In the beginning of a relationship you aren’t likely to put your name on the inside cover of all your books, or make a list of which dishes belong to who. As your relationship progresses, it is relationship leads to a walk down the aisle; it is a sure bet that your DVD collections will share shelf space. If your marriage ends in separation or divorce, what then do you do if you are unable to determine what property belonged to which person before the marriage?
When you file for divorce and have to figure out a plan for distribution of assets, keep in mind that in Florida the distribution is equitable. To make that distribution easier when trying to classify assets as either separate or marital, the following tips are useful:
Your great grandmother’s favorite bracelet, or your granddad’s collection of baseball cards hold sentimental value and are things you want to hold on to after a divorce. These types of property are things you consider your separate property, as opposed to the marital home or vehicles acquired during a marriage. So, when you divorce, an important question of property division becomes who gets what and can you keep what you believe to be your separate property?
In Florida, property is divided under a system called equitable distribution. What this means is that the Court divides property in an equitable way. This does not mean property is divided equally, it means the Judge decides what is fair. When deciding what is fair, the Court will consider each case on its own facts and look at:
- The contribution to the marriage… Continue reading
Deciding who gets what when a couple divorces is an emotionally charged issue. How property is divided among the parties depends on where you live. Some states are considered community property states, which means all property the couple acquired while married is considered equally owned by each spouse. When a couple files for divorce in a community property state, the property is divided in a 50/50 split.
The opposite of community property is called equitable distribution. Florida is an equitable distribution state. This means when parties divorce, the marital property is divided equitably. This does not mean equally, it means the Court will consider what is most fair when making its property division order. Some of the things the Court will consider when deciding a fair distribution of property include:
● Length of the marriage
● Each party’s contribution to… Continue reading
Divorce cases are made up of many complex issues, can be volatile, and take a financial as well as emotional toll on the parties. For some couples, the decision to submit their case to mediation is the right choice. The Ferraro Law Group participates in litigation of divorce matters as well as mediation. Our goal is to reach a resolution in a way that is right for you, without advocating for one forum over the other.
After having made the difficult decision to dissolve a marriage, consider the possible benefits of mediation. These benefits include:
● Lower cost
● A generally shorter time from inception to conclusion
● An informal setting, which instantly calms nerves and lowers the chances for emotional responses

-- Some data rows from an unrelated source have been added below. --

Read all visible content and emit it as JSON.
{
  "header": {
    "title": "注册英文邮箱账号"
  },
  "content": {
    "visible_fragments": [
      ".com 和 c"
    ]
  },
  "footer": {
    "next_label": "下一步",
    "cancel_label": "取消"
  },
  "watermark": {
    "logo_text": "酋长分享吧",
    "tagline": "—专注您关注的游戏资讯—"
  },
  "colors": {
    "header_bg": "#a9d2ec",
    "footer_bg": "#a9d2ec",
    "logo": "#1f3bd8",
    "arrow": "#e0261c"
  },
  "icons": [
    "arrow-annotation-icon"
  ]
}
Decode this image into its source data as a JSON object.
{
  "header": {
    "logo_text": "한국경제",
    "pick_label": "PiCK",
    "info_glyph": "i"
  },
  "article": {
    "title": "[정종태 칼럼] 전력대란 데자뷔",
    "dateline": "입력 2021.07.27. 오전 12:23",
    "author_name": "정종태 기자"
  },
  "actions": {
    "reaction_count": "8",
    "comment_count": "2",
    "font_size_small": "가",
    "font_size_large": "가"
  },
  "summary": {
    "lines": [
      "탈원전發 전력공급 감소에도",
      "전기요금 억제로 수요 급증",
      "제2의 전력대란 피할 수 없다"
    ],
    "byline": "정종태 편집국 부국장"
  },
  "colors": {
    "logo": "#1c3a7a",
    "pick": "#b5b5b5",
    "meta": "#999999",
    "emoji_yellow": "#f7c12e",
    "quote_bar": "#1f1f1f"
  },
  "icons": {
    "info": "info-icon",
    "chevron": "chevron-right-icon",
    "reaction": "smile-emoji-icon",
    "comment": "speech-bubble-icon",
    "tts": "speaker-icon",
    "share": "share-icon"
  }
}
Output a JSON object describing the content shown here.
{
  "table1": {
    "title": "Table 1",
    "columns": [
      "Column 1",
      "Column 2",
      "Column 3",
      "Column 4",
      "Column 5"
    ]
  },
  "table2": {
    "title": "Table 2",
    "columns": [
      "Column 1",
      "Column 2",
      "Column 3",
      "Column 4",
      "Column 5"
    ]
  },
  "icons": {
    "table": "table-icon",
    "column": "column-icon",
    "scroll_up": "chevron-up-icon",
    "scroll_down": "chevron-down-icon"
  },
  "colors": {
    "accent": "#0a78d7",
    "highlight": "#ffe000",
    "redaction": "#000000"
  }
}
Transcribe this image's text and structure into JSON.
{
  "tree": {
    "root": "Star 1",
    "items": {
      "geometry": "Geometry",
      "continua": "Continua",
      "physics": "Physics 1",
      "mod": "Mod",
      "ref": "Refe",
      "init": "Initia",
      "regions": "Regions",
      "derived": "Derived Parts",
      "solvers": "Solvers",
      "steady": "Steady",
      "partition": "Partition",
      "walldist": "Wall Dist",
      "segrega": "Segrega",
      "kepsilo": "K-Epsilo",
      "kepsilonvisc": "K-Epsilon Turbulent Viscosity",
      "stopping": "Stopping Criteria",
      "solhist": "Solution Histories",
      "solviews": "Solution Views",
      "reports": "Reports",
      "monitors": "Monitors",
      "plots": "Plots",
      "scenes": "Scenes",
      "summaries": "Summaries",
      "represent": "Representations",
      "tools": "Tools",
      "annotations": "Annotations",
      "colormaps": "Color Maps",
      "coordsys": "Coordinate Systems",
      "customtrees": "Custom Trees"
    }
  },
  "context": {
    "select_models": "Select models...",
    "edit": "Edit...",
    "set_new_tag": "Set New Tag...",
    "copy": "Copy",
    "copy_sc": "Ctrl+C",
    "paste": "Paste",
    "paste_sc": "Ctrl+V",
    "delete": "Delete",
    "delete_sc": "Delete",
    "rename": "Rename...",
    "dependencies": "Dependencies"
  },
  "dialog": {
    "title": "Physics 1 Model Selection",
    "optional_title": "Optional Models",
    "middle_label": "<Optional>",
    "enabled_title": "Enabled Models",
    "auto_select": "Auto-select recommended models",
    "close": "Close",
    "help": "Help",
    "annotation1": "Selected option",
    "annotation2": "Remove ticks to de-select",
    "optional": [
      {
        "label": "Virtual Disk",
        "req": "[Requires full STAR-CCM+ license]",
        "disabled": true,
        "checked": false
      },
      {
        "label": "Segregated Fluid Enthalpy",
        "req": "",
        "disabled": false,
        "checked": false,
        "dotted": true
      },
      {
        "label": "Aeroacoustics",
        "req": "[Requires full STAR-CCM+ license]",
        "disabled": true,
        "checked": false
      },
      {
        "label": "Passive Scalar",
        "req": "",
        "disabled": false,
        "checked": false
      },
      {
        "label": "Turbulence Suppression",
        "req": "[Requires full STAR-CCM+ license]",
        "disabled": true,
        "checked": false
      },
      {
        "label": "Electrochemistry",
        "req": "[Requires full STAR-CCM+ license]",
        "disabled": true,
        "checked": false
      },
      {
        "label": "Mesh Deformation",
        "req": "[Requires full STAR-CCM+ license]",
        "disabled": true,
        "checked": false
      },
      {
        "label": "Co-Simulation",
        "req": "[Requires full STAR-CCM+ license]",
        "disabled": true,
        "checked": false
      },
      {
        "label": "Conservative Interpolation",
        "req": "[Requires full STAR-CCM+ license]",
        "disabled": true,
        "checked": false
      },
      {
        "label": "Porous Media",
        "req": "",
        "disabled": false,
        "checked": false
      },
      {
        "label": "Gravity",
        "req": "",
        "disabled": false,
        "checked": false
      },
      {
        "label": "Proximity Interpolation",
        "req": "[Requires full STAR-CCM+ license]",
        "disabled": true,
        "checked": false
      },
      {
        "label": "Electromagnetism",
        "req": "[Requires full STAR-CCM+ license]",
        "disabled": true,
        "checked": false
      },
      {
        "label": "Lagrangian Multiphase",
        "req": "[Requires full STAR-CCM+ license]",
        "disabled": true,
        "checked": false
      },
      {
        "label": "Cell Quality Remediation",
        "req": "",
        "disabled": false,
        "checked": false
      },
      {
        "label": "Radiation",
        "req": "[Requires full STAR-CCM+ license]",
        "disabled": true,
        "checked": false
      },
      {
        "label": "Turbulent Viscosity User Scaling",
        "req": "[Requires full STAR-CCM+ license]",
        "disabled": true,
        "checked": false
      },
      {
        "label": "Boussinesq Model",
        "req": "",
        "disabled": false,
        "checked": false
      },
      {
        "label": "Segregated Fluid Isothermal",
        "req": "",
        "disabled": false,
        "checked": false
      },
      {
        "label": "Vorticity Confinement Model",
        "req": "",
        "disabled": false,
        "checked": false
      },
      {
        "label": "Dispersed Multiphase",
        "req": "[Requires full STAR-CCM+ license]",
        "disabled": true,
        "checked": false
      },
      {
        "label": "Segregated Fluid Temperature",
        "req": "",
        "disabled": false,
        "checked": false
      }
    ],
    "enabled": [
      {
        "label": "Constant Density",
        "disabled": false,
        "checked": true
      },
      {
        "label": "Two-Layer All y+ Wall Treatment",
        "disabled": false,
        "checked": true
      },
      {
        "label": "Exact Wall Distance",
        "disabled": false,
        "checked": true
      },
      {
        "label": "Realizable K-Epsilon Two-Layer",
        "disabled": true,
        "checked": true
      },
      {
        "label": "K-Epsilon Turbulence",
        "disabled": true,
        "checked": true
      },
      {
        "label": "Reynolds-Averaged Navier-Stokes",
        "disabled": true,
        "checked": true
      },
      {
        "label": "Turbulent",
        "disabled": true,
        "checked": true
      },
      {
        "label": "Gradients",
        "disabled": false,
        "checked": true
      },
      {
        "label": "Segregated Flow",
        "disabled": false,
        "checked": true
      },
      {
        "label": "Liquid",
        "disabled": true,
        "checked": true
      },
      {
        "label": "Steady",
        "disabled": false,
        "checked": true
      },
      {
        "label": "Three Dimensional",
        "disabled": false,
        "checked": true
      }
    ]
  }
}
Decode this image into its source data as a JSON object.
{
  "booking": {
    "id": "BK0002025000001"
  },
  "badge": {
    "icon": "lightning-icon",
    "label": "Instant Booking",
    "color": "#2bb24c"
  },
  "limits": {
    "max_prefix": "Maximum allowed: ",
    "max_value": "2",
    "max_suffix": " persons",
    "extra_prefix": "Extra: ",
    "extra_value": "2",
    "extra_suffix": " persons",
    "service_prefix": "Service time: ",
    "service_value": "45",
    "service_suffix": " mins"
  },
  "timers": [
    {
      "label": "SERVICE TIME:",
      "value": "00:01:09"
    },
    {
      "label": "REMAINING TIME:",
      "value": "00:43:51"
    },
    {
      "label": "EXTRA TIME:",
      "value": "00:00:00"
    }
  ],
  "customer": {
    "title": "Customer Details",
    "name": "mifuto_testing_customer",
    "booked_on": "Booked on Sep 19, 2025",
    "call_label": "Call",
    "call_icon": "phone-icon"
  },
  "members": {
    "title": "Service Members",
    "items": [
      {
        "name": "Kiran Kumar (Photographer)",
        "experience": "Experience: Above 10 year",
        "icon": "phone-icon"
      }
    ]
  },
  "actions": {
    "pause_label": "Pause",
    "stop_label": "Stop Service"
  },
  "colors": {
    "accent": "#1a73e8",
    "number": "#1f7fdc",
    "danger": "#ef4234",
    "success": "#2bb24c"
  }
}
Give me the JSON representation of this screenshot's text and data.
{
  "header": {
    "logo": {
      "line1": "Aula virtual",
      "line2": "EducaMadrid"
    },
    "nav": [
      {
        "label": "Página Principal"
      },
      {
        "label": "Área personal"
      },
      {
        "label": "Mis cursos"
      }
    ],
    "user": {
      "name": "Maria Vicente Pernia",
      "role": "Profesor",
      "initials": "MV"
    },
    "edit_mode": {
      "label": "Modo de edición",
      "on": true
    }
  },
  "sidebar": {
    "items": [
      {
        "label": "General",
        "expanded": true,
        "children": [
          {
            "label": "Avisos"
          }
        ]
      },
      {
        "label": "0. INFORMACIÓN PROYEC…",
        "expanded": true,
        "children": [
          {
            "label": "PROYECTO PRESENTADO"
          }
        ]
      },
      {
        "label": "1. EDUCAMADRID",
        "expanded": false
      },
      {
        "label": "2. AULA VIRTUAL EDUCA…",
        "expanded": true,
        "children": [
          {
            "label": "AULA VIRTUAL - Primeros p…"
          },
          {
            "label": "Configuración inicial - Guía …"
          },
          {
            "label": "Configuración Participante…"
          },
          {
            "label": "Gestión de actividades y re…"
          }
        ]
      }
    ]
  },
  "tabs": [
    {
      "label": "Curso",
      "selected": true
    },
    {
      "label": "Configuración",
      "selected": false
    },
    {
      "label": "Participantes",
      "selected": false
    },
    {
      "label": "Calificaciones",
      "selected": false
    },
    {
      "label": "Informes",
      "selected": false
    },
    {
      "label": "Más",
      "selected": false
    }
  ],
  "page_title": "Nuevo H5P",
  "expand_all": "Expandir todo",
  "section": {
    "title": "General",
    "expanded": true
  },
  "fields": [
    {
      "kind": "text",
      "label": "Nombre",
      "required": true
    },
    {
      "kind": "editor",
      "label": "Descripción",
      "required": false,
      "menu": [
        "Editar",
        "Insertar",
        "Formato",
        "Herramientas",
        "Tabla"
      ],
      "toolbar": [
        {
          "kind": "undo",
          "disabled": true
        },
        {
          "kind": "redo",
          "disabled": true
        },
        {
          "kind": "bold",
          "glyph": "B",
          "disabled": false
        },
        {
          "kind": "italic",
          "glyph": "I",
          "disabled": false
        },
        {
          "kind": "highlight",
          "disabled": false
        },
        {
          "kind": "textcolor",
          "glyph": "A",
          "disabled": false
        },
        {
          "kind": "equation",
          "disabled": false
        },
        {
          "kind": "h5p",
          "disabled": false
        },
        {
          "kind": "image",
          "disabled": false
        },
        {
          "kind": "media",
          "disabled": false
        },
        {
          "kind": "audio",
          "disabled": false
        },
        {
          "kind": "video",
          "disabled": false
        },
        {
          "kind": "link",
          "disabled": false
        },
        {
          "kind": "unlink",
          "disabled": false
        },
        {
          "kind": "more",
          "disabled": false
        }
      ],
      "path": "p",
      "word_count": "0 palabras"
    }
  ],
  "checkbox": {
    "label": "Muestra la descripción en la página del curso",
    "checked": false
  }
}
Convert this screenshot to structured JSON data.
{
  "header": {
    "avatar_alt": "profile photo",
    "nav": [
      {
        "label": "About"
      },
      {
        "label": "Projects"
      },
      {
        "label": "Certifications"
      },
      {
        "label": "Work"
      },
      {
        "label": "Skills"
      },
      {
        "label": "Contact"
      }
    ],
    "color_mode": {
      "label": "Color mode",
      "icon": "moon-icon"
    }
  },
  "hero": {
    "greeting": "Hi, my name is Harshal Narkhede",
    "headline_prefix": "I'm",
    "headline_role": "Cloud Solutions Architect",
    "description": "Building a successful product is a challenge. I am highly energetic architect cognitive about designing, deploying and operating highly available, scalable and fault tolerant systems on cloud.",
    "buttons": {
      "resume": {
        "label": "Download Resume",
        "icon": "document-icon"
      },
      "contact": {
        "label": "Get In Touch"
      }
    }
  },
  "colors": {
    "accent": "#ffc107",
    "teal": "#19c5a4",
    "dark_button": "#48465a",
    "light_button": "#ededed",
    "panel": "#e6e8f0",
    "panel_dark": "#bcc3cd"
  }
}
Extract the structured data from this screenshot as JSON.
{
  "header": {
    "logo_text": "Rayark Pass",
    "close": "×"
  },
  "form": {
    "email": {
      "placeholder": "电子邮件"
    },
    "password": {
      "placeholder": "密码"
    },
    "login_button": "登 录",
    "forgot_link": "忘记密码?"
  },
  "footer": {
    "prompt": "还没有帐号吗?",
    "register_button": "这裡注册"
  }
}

● Accountability and meaningful participation for decisions made about the issues that matter to you most
If you are hesitant about… Continue reading
Most divorce practitioners are aware that dividing a pension or qualified retirement asset as part of the property division requires a few extra steps. Because retirement plans are governed by federal law (as opposed to state divorce law) a standard divorce judgment simply will not do the trick. Instead, the payee of these benefits must submit a Qualified Domestic Relations Order (QDRO), which is essentially a special type of court order which conforms to state and federal law as well as the terms of the Marital Settlement Agreement and the specific directives of the plan in question. Most divorce lawyers outsource this task to a QDRO attorney who specializes in the drafting of these types of orders.
However, problems arise when the pension that is referenced in the divorce agreement is provided by a government employer. This is because government plans (federal, state… Continue reading
We frequently receive calls from divorce litigants who were supposed to receive a portion of their spouseâ€™s retirement as part of their property division. However, when these litigants send their final judgment to the plan they are told that retirement assets (401k plans, pensions, etc.) are governed by federal law and therefore a state-court divorce order is ineffective. You can imagine the consternation that this information causes, particularly since retirement plans are often the largest asset divided in divorce.
Thankfully, we are able to tell these litigants that all is not lost and that, with a relatively inexpensive legal tool we ensure that their money is safely transferred into their possession. This tool is called a Qualified Domestic Relations Order, or more commonly a QDRO.